One parable is about being careful: you can’t tell when a robber might rob your house, but you believe it could happen — so you always act as if it could happen at any time, even though it might never happen, if you are lucky! As with Pascal’s wager, even though your home may never be burgled, you are prudent enough to have proper locks on your door, and maybe even an alarm system from ADT. So we act as if the thief might break in and steal, to be prepared for this possibility, even if a thief never breaks in and steals.
Now, that’s not an entirely happy parable, as we certainly don’t hope our home will be broken into, but just the opposite. But given what Jesus also has to say about where our treasure should be — in heaven — there is also a happier lesson in all this.
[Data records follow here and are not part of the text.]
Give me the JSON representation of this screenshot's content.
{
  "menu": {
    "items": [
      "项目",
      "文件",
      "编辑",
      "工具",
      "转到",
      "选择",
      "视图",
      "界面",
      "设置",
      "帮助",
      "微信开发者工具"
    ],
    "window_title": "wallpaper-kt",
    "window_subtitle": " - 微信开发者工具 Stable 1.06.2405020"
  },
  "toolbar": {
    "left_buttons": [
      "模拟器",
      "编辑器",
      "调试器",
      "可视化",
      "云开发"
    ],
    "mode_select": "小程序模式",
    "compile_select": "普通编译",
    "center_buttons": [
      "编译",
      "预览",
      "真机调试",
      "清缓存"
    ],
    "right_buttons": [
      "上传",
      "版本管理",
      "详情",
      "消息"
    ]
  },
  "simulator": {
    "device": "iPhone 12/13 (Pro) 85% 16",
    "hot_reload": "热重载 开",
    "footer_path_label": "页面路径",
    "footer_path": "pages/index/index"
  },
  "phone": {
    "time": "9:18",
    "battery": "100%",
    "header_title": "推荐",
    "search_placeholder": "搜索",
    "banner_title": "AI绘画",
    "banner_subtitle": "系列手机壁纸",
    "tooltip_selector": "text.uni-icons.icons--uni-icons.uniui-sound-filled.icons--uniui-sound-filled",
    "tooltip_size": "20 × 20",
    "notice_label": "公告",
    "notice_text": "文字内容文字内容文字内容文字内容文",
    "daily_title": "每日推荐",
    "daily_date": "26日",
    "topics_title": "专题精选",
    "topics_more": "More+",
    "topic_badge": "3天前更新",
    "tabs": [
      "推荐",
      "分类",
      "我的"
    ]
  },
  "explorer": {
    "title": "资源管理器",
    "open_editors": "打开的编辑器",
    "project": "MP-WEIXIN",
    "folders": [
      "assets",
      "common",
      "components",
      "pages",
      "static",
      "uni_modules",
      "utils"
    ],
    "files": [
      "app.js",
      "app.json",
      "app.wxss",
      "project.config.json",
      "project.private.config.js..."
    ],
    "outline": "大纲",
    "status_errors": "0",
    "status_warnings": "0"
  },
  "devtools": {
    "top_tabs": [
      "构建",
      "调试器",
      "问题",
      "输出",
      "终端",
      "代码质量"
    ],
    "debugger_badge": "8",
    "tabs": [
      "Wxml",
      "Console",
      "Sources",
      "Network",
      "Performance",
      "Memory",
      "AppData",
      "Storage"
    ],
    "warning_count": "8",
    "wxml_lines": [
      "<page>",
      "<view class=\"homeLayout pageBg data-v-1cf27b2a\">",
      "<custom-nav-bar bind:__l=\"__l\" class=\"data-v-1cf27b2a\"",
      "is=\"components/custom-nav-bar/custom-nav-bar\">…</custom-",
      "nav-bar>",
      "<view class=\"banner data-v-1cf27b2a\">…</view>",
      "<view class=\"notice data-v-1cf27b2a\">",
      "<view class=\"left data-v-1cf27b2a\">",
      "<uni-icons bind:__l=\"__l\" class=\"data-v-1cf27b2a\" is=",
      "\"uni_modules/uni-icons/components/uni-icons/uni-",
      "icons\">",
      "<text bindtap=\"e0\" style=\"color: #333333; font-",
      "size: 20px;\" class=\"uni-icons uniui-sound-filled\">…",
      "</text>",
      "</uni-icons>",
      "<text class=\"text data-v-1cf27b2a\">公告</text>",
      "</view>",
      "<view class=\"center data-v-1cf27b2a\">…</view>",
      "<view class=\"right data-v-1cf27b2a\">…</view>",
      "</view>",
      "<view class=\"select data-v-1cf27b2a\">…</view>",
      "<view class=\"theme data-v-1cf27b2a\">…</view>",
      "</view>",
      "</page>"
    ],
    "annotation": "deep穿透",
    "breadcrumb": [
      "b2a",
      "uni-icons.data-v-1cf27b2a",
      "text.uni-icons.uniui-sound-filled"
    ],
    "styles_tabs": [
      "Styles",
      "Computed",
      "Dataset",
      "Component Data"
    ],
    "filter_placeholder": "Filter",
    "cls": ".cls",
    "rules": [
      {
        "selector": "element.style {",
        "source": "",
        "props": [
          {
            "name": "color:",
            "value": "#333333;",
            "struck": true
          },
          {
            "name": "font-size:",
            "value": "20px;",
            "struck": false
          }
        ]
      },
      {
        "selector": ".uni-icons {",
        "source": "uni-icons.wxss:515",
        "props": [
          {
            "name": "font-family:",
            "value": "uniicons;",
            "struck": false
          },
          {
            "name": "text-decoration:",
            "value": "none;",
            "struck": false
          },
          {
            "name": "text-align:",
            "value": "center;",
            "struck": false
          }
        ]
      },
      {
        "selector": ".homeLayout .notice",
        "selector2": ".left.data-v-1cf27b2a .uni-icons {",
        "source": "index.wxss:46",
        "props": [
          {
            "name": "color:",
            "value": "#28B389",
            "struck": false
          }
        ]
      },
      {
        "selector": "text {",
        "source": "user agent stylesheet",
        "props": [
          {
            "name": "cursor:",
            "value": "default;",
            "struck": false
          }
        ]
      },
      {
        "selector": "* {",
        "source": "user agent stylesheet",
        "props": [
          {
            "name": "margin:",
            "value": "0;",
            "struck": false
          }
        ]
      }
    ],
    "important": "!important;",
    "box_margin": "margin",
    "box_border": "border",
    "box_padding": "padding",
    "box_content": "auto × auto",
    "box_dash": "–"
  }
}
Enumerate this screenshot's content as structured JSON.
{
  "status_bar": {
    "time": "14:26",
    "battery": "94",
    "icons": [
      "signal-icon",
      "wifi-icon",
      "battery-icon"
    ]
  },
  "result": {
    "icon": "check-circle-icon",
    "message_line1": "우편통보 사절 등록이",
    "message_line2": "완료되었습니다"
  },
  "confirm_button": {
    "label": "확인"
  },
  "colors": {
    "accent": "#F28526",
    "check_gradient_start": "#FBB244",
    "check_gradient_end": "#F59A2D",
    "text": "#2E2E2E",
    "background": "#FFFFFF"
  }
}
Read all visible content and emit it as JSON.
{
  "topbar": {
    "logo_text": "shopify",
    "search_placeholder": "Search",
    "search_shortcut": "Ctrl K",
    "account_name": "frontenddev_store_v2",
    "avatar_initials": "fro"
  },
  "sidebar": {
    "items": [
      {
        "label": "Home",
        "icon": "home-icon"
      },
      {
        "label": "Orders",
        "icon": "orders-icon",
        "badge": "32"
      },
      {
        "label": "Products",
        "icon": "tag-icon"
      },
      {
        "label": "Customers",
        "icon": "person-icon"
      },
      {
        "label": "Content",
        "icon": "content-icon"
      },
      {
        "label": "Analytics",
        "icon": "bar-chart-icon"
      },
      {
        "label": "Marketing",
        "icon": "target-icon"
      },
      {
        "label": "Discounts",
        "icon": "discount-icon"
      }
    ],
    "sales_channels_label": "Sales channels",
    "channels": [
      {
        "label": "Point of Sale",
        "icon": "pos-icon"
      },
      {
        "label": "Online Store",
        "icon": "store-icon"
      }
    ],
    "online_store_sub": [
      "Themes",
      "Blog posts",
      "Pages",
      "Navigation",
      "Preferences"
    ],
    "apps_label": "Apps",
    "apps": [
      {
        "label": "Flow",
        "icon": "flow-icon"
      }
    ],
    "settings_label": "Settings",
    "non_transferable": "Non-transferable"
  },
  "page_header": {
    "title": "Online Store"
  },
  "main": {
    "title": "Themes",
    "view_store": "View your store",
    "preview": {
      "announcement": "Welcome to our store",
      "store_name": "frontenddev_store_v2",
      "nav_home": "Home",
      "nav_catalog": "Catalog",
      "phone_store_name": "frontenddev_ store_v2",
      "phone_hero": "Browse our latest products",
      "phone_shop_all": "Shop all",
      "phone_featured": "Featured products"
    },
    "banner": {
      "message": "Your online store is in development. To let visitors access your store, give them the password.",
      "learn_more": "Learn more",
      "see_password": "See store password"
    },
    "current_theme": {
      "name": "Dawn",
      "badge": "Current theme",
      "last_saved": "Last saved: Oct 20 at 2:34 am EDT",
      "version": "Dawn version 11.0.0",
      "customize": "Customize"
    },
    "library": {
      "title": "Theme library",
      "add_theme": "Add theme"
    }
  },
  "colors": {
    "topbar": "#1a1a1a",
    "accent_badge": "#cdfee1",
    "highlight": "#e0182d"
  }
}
Let’s apply Pascal’s principle to it: if our true treasure is in heaven, and if we act that way, living our lives as if all that mattered is our eternal home with God, we would need fear no earthly thief, no loss of earthly treasure — for our hearts truly would there be fixed upon the life of hope and trust and faith in the one whose promises are sure.
We get a glimpse of that trusted one himself in the other parable Jesus tells in the passage this morning: the one that describes servants waiting for their master to return from the wedding banquet. They do not know when he will return, but they believe that he will return. If I were to ask one of them, “Is your master going to return?” they would rightly answer, “I believe so.” But were I to ask the hour of his return, they would rightly say, “I don’t know.” And so they act as if: as if their master might return at any moment; for in fact he might return at any moment, even though he only will return at one precise moment, the moment he actually arrives — and blessed are the servants who have acted as-if all along and so are prepared to welcome him.
This is what living life “as if” is all about — being prepared for the surprising arrival of the one whose return is promised, and whose promises are sure. This is the substance of our hope, our trust, and our faith. My brothers and sisters in Christ, are you with me on this? I hope you are, I trust you are, and I’ll bet you are!+